Addional news comes from the Financial Times, and this time it’s about the impendingannouncement of the Apple tablet: “Apple is preparing an announcement next month that many anticipate will be the official unveiling of its tablet, but the company has so far declined to confirm the existence of the device. Wall Street analysts expect mass production of an Apple tablet to begin as early as February.”

To spread to the gaining hype around the tablet and the next-gen iPhone comes news today from a Silicon Alley Insider report: “Apple is preparing to show off a new, larger mobile device with a higher resolution display in January — probably a version of the Apple tablet we’ve been hearing about for months — according to a plugged-in source in the mobile industry.”  This source says that Apple has asked a select group of app developers to prepare their apps to support a full-screen resolution (rather than the fixed 320×480 rez the iPhone currently uses) and to demo on a “new, larger mobile device.”  In addition, the report says that the tablet will be demoed in January but not released into the market until a later date.  This matches up with the FT news posted above; Apple will unveil it in January, ramp up production in February, and have it ready for the public by March 2010.  And there’s more!  DigiTimes reports that the next-gen iPhone will be packed with a 5 megapixel camera sensor.

And that’s it for now.  Exhausting, huh?  I think Apple just needs to come out with it already and unveil this coveted (albeit non-existent) tablet to calm our nerves and get us excited for something that we at least know is real.  With Piper Jaffray’s Gene Munster claiming that there’s a 75% chance that an Apple January event is coming and word that the tablet will be the main focus of the event I am waiting in much anticipation.  An overhaul of iTunes, the next-gen iPhone, the tablet…so many potential topics to discuss!  Here’s hoping that Apple hits at least one of them next month.

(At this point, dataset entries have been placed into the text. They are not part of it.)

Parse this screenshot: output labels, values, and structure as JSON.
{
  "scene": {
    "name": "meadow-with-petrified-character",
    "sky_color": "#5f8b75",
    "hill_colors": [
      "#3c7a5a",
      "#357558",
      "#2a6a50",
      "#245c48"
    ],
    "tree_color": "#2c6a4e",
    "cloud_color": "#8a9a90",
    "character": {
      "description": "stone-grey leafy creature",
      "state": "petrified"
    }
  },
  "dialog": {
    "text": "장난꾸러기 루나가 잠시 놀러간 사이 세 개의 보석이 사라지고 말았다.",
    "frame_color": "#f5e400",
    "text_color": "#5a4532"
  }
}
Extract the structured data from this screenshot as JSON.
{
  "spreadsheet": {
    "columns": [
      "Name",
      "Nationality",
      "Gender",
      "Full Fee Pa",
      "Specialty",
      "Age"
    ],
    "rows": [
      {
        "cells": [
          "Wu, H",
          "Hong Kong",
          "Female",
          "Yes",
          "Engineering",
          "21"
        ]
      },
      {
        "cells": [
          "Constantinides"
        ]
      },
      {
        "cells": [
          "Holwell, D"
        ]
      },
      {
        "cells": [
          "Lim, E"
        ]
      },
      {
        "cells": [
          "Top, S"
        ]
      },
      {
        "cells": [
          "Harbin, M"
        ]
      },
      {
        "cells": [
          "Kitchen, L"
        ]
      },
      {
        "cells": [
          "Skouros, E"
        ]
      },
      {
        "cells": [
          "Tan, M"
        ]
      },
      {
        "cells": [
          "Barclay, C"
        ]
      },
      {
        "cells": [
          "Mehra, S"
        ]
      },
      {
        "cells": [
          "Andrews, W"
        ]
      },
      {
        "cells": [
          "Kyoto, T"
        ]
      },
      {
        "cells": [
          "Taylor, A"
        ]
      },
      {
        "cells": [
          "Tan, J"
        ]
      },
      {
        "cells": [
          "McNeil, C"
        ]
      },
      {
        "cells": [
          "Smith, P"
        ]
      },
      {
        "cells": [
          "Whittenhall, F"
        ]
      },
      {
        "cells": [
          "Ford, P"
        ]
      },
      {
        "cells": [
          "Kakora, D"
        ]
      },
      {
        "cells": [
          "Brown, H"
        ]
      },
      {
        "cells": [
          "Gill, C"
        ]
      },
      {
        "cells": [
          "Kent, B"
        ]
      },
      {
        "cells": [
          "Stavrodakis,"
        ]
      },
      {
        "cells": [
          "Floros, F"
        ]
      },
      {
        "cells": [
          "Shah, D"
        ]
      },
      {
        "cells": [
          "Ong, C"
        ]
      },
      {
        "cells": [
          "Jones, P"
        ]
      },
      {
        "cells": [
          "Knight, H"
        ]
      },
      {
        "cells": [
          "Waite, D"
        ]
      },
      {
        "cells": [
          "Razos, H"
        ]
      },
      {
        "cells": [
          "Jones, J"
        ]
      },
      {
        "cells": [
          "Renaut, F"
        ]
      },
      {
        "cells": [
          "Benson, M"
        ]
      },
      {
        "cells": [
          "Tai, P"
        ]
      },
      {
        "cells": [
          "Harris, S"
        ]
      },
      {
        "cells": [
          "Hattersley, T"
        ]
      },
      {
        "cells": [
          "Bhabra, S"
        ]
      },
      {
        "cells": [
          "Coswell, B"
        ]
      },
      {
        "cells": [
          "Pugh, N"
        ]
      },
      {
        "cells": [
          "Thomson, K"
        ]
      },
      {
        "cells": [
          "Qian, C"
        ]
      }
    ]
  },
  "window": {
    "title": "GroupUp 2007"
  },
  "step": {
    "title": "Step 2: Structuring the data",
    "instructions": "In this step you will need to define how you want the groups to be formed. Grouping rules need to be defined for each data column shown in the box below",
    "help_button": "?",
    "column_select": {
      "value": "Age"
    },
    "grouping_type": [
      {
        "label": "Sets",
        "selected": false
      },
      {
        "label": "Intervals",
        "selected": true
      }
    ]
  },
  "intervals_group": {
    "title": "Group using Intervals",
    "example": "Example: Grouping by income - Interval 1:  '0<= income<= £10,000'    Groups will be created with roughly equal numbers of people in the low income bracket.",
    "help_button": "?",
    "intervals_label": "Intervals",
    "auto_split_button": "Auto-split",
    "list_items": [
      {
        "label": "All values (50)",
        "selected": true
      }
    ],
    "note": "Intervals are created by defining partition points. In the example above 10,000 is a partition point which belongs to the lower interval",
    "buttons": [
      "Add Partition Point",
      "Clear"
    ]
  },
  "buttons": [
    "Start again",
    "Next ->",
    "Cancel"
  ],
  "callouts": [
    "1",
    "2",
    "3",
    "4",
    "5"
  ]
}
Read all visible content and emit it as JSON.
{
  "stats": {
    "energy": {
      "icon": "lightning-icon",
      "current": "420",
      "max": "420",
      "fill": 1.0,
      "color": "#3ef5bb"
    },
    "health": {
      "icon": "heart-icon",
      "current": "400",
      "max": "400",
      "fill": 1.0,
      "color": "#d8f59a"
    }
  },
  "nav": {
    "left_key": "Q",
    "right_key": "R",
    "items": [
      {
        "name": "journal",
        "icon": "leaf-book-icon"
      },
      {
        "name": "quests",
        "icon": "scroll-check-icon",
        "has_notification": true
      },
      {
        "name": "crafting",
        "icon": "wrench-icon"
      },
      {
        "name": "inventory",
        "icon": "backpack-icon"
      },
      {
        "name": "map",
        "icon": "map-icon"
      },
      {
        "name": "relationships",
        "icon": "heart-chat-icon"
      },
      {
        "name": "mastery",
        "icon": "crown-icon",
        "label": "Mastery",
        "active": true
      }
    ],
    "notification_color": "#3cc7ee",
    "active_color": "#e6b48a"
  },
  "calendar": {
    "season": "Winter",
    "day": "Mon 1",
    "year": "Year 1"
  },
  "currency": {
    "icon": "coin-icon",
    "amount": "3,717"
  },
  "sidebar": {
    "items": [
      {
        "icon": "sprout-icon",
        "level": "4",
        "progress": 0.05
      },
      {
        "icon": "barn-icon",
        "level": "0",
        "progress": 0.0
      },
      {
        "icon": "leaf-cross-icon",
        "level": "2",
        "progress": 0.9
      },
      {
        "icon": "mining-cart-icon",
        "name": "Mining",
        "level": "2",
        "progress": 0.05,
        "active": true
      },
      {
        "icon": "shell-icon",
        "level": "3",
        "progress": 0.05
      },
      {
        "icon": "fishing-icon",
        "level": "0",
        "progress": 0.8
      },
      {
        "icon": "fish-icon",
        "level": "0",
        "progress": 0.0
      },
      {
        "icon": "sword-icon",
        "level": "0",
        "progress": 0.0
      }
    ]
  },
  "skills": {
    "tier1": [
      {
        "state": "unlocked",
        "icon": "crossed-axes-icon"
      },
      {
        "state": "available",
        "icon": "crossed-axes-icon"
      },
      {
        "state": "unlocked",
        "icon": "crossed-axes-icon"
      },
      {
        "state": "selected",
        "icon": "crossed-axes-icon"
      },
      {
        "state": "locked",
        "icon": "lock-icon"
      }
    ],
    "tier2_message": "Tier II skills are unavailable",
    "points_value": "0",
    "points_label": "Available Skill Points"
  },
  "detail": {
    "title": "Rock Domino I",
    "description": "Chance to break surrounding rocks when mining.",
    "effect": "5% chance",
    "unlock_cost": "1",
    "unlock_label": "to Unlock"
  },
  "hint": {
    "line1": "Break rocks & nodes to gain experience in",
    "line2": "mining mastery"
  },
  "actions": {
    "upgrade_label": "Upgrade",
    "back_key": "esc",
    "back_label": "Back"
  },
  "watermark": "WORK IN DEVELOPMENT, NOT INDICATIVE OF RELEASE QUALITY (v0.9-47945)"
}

[Via Engadget, here & here; Gizmodo, here & here; Apple Insider]